  • TeraFlex Speedbumps use the same principle as a factory bump stop but look and act much like a hydraulic bump stop. Installation requires some customization. 
  • Wheeler Superbumps resemble factory bump stops but are much taller and provide better ride quality. 
  • Active Off-Road Bumpstops from Timbren Industries are made of natural rubber and come in many shapes and sizes. Depending on what you drive, there is a custom kit that will fit your off-road vehicle. If you can remove a bump stop, you can install Active Off-Road Bumpstops on your chariot. 


Are there different types of helper springs? What should I consider?
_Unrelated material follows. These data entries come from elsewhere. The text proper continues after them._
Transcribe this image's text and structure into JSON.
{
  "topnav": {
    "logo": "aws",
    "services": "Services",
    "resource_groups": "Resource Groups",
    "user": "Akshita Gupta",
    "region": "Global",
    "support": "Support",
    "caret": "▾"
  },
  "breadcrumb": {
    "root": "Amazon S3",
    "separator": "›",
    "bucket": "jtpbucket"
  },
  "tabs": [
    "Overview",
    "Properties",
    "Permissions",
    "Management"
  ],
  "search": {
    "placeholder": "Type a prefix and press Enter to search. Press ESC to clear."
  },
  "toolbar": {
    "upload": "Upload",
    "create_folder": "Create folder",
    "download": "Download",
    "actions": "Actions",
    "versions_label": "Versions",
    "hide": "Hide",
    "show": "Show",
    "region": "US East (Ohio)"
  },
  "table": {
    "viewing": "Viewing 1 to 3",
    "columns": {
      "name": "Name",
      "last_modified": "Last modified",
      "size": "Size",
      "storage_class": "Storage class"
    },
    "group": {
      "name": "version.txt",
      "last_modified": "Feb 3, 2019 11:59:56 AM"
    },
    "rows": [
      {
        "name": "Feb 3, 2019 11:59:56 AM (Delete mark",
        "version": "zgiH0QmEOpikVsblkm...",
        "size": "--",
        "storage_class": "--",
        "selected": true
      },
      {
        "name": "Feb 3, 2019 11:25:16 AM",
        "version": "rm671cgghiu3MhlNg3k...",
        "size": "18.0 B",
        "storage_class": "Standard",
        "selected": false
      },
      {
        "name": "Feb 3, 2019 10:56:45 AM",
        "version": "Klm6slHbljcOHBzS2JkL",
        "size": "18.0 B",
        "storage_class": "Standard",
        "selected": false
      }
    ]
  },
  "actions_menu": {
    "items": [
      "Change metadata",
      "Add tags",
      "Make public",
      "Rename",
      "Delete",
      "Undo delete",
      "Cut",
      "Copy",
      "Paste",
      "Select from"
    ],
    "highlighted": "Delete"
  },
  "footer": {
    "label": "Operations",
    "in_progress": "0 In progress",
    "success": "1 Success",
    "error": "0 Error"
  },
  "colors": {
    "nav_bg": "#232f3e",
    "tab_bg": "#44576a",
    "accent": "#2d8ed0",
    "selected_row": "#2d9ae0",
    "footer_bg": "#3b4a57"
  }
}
Helper springs are designed to assist your suspension springs. They do not replace them. There are several different types of spring helpers to choose from in today’s automotive aftermarket.

Steel helpers

Hellwig helper springs are supposed to sit on top of the leaf springs at the rear of your truck, working together with the existing suspension to keep the vehicle level under load. Hellwig helper springs are adjustable, easy to install, and come complete with all the necessary hardware. Super Springs is another option. Although like Hellwig, they take a little less time to install, offer a little more spring capacity, and provide better, unloaded ride quality. 

Coil assist

Coil Design Helper Springs are designed to work together with a leaf spring setup. They mount to the U-bolts in the center of the leaf spring and attach to the frame above. Coil Spring Spacers are made of rubber or aluminum. The concept is simple: 2 spacers inserted in between the coils of the spring limit the amount of compression of the coil spring.

Airbag assist

Airbags were originally designed as an alternative suspension to leaf springs. Products like Air Lift and Ride-Rite have been around for several decades. Designed to sit between the frame and the leaf spring, they act as suspension helper springs.

Rubber helper springs

Timbren SES hollow rubber springs are made from natural rubber. They are designed to replace the bump stop on trucks, vans, and SUVs. Easy-to-install that requires zero maintenance.


Timbren makes two products that look very similar:

  1. SES helper springs
  2. Active Off-Road Bumpstops

They both look very similar because they both replace the factory bump stops. But that’s where the similarities end. The main difference is their purpose and their usage. 

Timbren SES helper springs are meant to keep your vehicle level and stable under load. Active Off-road Bumpstops, on the other hand, smooth out the ride on rough terrain and help the driver maintain control of the vehicle.

For more info on Active Off-Road Bumpstops, visit www.timbren.com.